**ASSIGNMENT:**
Please copy every record below exactly, leaving out the pictures.

Collection entries
——————————
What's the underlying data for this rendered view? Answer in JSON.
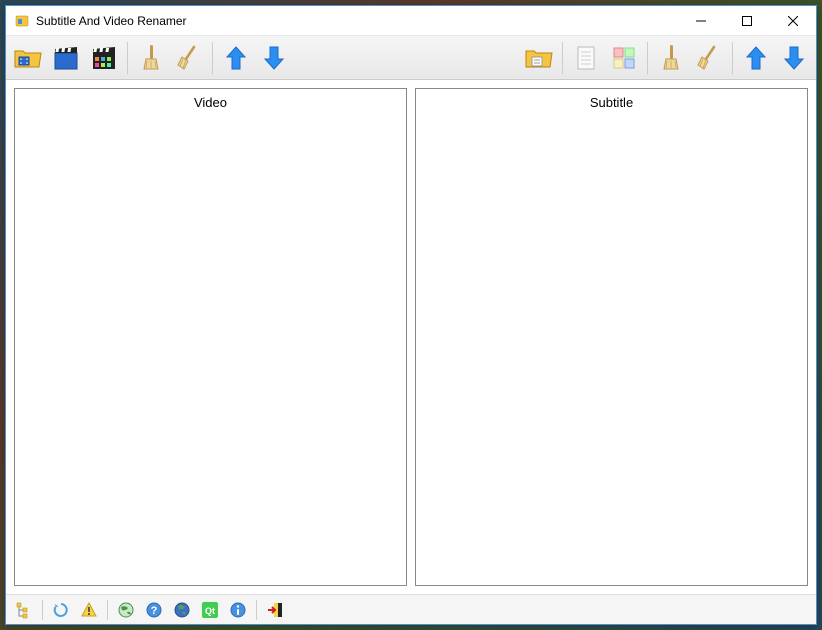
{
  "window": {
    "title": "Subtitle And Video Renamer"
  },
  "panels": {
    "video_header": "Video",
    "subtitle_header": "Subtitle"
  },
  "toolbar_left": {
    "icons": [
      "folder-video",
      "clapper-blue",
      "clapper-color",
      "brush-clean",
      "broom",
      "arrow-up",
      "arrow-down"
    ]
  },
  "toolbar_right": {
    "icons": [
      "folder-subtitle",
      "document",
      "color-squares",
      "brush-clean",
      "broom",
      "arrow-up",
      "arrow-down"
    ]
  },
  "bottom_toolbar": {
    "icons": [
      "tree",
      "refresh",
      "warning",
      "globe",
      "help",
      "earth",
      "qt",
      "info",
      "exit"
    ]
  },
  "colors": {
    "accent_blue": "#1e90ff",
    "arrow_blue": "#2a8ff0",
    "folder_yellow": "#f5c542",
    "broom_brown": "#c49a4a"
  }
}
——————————
**YOUR RESPONSE:**
What's the underlying data for this rendered view? Answer in JSON.
{
  "window": {
    "title": "Subtitle And Video Renamer"
  },
  "panels": {
    "video_header": "Video",
    "subtitle_header": "Subtitle"
  },
  "toolbar_left": {
    "icons": [
      "folder-video",
      "clapper-blue",
      "clapper-color",
      "brush-clean",
      "broom",
      "arrow-up",
      "arrow-down"
    ]
  },
  "toolbar_right": {
    "icons": [
      "folder-subtitle",
      "document",
      "color-squares",
      "brush-clean",
      "broom",
      "arrow-up",
      "arrow-down"
    ]
  },
  "bottom_toolbar": {
    "icons": [
      "tree",
      "refresh",
      "warning",
      "globe",
      "help",
      "earth",
      "qt",
      "info",
      "exit"
    ]
  },
  "colors": {
    "accent_blue": "#1e90ff",
    "arrow_blue": "#2a8ff0",
    "folder_yellow": "#f5c542",
    "broom_brown": "#c49a4a"
  }
}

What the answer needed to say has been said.